It’s Movie Title Wednesday, a series that has been going on so long that I’m surprised I haven’t run out of films to use yet.

Moon is one of those hidden gems that you may not have heard of before. It came out several years ago and stars Sam Rockwell as a guy who is on a 3-year stint managing a mining operation on the Moon that helps replenish Earth’s resources. If you love pure, classic science fiction…this is a film you gotta see. The movie received an 89% on Rotten Tomatoes and 8.0 rating on IMDB. Solid numbers.

On the last day of stormchasing the monsoons last year, I ended up driving over 450 miles. I was up near Winslow, the day was over and it was time to head home. I chose highway 87 which would take me through Payson, a route I’d only been on once before. A bit after 8pm I realized I was in this wide open area with retreating clouds and some of the Milky Way appearing above me. I pulled over and aimed south to capture some stars, but the clouds were quickly returning and the shot didn’t turn out so well.

But then, as usually happens, I turned around and saw the moon rising. I’ve shown this picture to a few people, plus it appears at the end of my latest book, and most of the time the first thought is that it’s a sunrise. Until you see the stars in the sky and realize that would be impossible.

The moon rose with a orange glow about it and the clouds were perfect, even getting lit up underneath a bit as if it were a sunrise. The taillights from the car illuminated the highway.

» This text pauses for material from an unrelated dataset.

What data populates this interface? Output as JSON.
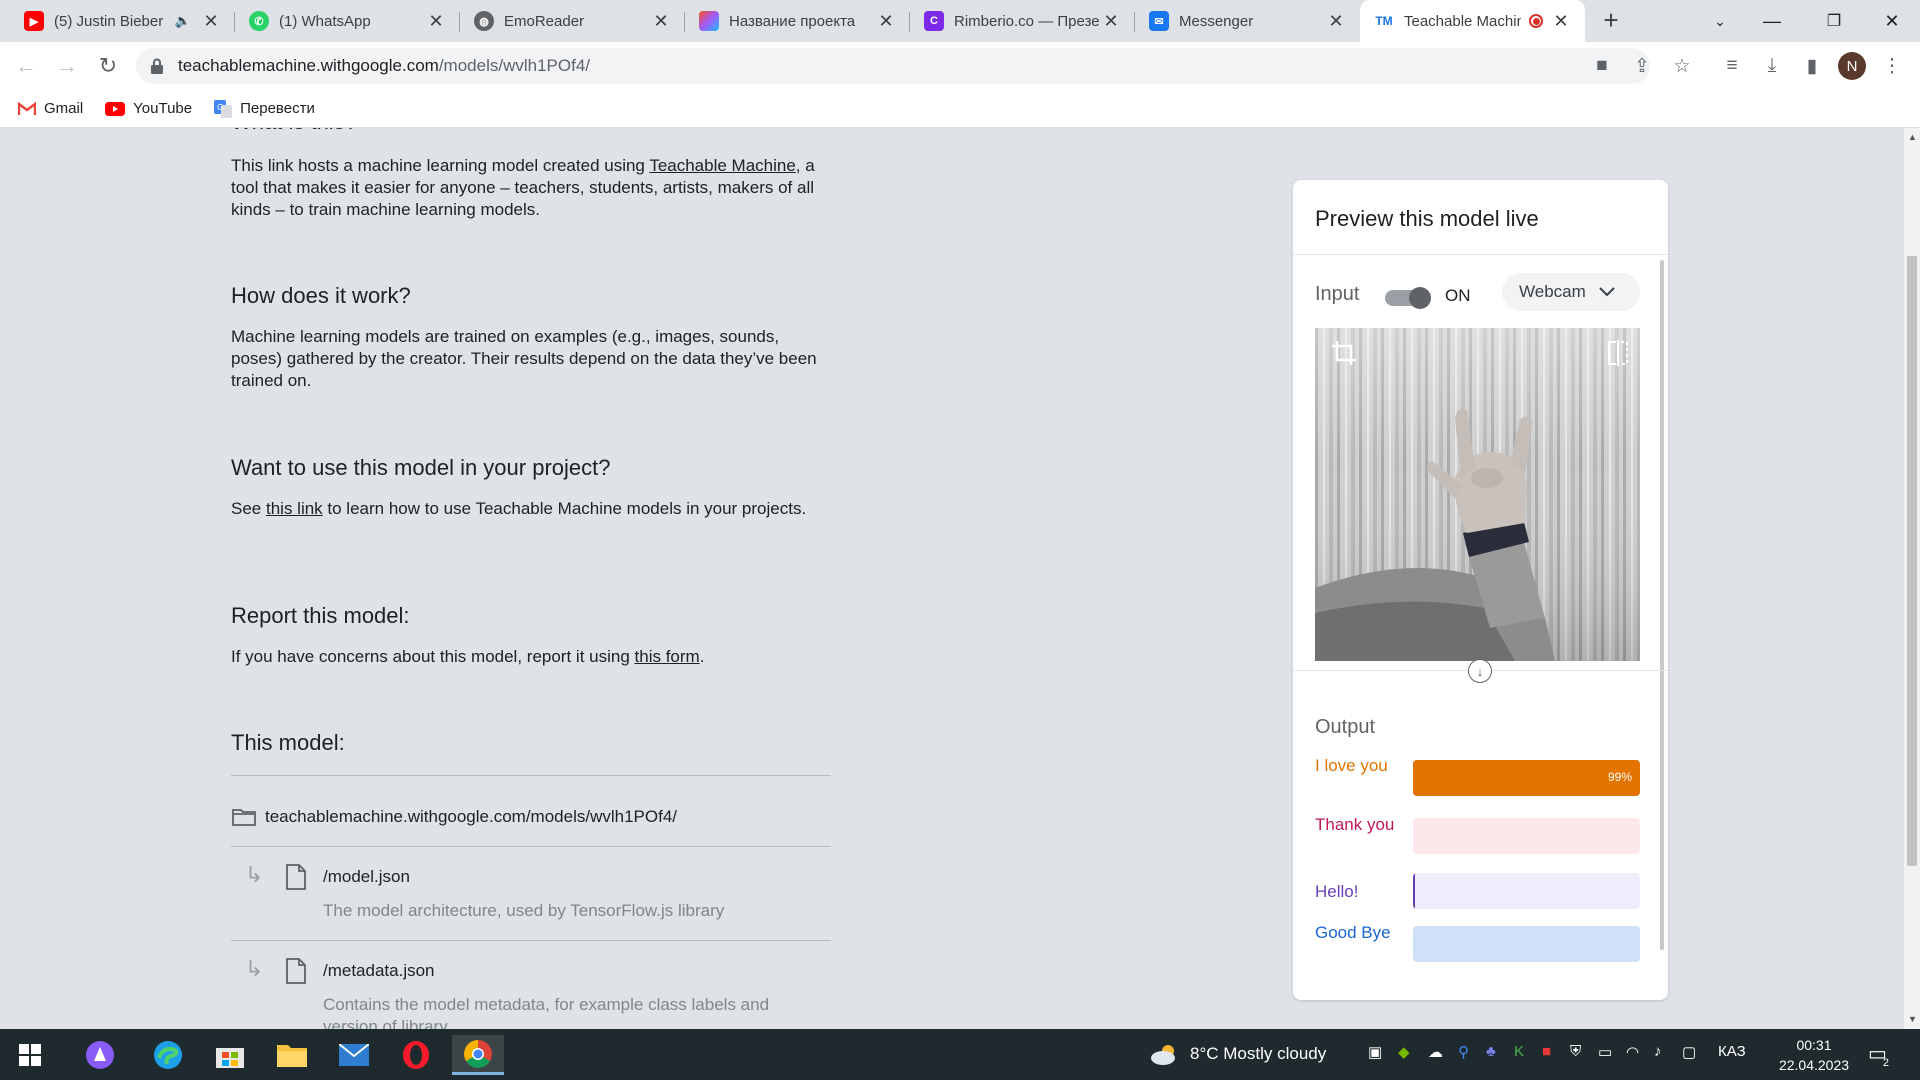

It was so peaceful out there too…quiet, nothing for miles and miles and miles. Not a car in sight. Was a wonderful way to end the stormchasing season.